So what are they looking for in their winners? Boiled down to two words: Exceptional Stories. Look at their past winners for the proof. Does your band have a truly exceptional story? Do you personally? Probably not. I sure don't. That doesn't make us bad musicians, it just means we probably aren't gonna win this one, no matter what desk we play behind.
But of course, the people at NPR really want you to believe you will win. That's why undiscovered talent is their catchphrase. And at the heart of it, that's the whole point of the contest.
It's not about lifting some unknown singer out of the masses and helping them achieve instant fame and fortune. It's about something much more practical.
They want you, your sweaty bass player, and your Facebook friends to know that NPR Tiny Desk Concerts are a thing. They want you to tune in and care. Ultimately, they probably want you to pledge so you can get a tote bag. They want to remain a tastemaker in the world of American musical elitism, and they need listeners to do that. Appealing to the desires of aspiring musicians is the best way for them to secure a younger listening audience. Your ears are the ears they're after.
That's fine. Listen to the concerts (as I do). Love NPR. Pledge. Get that tote bag. And then get back to that consistent, determined action that is its own reward.
Fellow musicians, let's play the long game.
Speaking of the long game, did I mention I'm releasing a new song and video this week? And next week?

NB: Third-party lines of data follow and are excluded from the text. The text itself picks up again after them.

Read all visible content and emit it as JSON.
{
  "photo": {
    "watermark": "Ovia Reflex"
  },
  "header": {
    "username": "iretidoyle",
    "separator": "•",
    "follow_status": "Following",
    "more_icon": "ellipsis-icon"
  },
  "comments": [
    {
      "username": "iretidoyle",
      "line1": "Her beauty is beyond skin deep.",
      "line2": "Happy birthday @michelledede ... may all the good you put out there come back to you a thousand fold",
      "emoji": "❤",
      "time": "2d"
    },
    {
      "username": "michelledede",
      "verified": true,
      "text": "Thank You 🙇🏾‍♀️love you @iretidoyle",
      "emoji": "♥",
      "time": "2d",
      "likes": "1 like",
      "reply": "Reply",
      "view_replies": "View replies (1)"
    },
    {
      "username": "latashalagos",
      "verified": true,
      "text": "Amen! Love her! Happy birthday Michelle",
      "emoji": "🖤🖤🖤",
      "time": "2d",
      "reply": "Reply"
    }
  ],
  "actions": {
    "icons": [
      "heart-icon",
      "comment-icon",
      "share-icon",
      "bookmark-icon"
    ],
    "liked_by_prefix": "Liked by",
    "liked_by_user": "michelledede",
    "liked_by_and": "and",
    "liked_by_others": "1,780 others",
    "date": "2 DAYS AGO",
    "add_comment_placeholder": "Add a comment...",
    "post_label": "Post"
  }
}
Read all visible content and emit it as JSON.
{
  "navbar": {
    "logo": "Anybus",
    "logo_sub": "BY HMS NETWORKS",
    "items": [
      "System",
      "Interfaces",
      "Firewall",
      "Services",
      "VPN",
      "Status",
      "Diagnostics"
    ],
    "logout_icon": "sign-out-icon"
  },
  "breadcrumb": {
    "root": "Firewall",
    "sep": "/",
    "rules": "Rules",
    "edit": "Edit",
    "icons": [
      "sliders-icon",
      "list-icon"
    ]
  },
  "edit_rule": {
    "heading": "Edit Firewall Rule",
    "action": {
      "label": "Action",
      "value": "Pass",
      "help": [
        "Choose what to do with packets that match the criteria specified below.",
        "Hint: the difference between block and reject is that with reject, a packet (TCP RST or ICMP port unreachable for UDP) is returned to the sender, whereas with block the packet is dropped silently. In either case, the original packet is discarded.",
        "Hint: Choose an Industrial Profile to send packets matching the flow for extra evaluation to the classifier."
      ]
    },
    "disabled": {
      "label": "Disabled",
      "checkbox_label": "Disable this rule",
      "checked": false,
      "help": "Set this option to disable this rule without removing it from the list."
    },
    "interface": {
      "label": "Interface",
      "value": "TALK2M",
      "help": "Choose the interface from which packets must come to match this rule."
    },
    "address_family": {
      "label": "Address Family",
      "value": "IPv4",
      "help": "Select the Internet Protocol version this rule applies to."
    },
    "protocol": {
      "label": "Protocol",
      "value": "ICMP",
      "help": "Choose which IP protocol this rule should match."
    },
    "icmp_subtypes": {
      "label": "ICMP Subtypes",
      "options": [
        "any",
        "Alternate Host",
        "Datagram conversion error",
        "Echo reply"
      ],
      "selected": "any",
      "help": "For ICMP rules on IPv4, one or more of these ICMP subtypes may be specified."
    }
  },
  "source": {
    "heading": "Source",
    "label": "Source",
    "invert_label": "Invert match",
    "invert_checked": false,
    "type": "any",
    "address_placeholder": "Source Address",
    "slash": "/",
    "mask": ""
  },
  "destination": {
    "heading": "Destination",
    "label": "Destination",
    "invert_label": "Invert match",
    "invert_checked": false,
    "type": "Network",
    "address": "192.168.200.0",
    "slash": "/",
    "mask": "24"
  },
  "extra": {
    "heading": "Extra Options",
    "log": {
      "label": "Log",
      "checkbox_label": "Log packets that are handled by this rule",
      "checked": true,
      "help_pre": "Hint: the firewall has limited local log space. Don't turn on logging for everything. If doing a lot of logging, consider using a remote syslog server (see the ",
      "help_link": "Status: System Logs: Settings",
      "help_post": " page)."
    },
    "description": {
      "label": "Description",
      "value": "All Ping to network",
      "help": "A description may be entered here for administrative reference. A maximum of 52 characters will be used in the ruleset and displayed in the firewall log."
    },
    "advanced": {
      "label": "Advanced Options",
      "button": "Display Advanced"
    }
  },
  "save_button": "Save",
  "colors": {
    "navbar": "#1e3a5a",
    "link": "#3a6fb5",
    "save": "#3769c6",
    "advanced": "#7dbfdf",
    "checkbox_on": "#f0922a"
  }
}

And every week for the rest of the year? If you want these creations delivered straight to your inbox, sign up below: